Task directions -
Your answer should be the records, copied exactly, with the pictures removed.
== Material for this exercise ==
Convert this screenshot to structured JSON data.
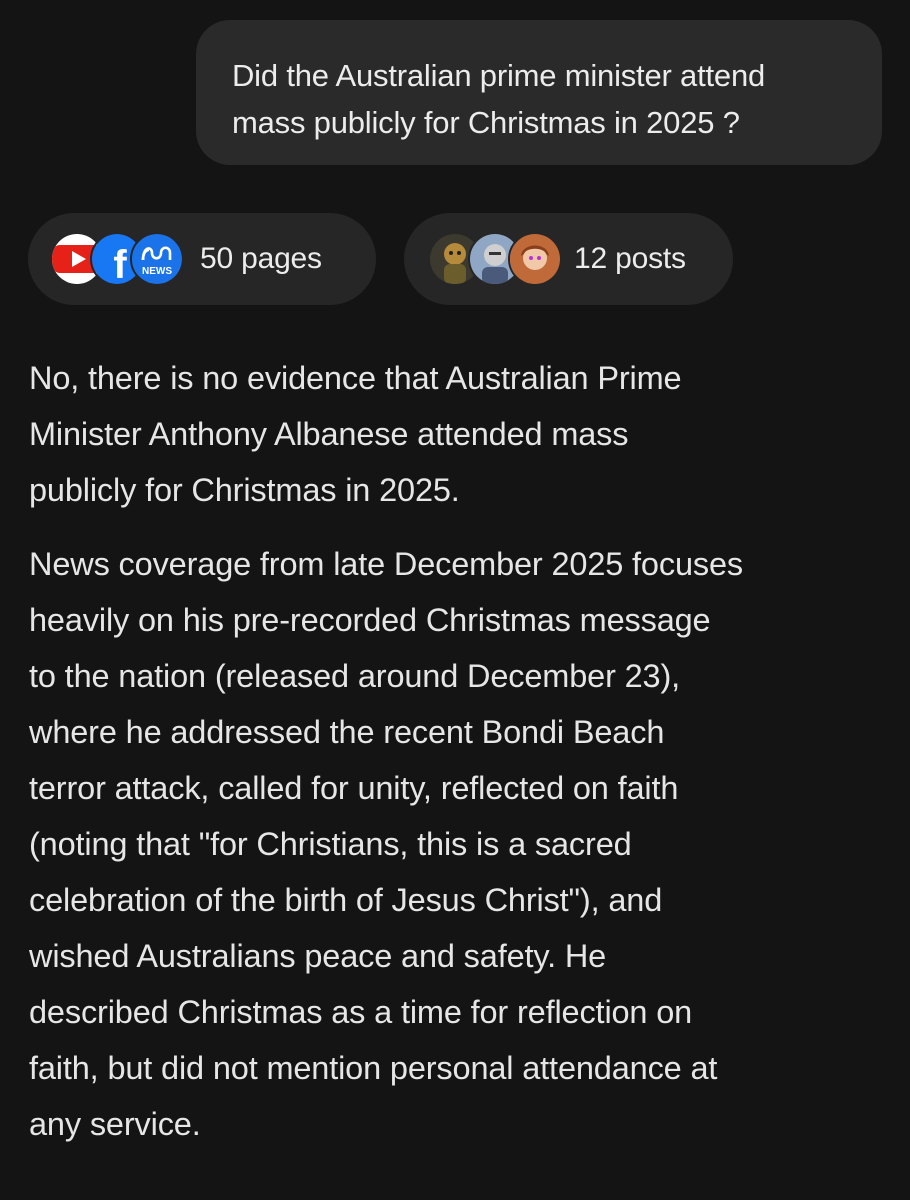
{
  "user_message": {
    "line1": "Did the Australian prime minister attend",
    "line2": "mass publicly for Christmas in 2025 ?"
  },
  "sources": {
    "pages": {
      "label": "50 pages",
      "icons": [
        "youtube-icon",
        "facebook-icon",
        "abc-news-icon"
      ],
      "icon_text": {
        "facebook": "f",
        "abc_news": "NEWS"
      },
      "colors": {
        "youtube": "#e62117",
        "facebook": "#1877f2",
        "abc_news": "#1a73e8"
      }
    },
    "posts": {
      "label": "12 posts",
      "icons": [
        "avatar-1",
        "avatar-2",
        "avatar-3"
      ]
    }
  },
  "answer": {
    "paragraph1": [
      "No, there is no evidence that Australian Prime",
      "Minister Anthony Albanese attended mass",
      "publicly for Christmas in 2025."
    ],
    "paragraph2": [
      "News coverage from late December 2025 focuses",
      "heavily on his pre-recorded Christmas message",
      "to the nation (released around December 23),",
      "where he addressed the recent Bondi Beach",
      "terror attack, called for unity, reflected on faith",
      "(noting that \"for Christians, this is a sacred",
      "celebration of the birth of Jesus Christ\"), and",
      "wished Australians peace and safety. He",
      "described Christmas as a time for reflection on",
      "faith, but did not mention personal attendance at",
      "any service."
    ]
  }
}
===
Answer box -
Convert this screenshot to structured JSON data.
{
  "user_message": {
    "line1": "Did the Australian prime minister attend",
    "line2": "mass publicly for Christmas in 2025 ?"
  },
  "sources": {
    "pages": {
      "label": "50 pages",
      "icons": [
        "youtube-icon",
        "facebook-icon",
        "abc-news-icon"
      ],
      "icon_text": {
        "facebook": "f",
        "abc_news": "NEWS"
      },
      "colors": {
        "youtube": "#e62117",
        "facebook": "#1877f2",
        "abc_news": "#1a73e8"
      }
    },
    "posts": {
      "label": "12 posts",
      "icons": [
        "avatar-1",
        "avatar-2",
        "avatar-3"
      ]
    }
  },
  "answer": {
    "paragraph1": [
      "No, there is no evidence that Australian Prime",
      "Minister Anthony Albanese attended mass",
      "publicly for Christmas in 2025."
    ],
    "paragraph2": [
      "News coverage from late December 2025 focuses",
      "heavily on his pre-recorded Christmas message",
      "to the nation (released around December 23),",
      "where he addressed the recent Bondi Beach",
      "terror attack, called for unity, reflected on faith",
      "(noting that \"for Christians, this is a sacred",
      "celebration of the birth of Jesus Christ\"), and",
      "wished Australians peace and safety. He",
      "described Christmas as a time for reflection on",
      "faith, but did not mention personal attendance at",
      "any service."
    ]
  }
}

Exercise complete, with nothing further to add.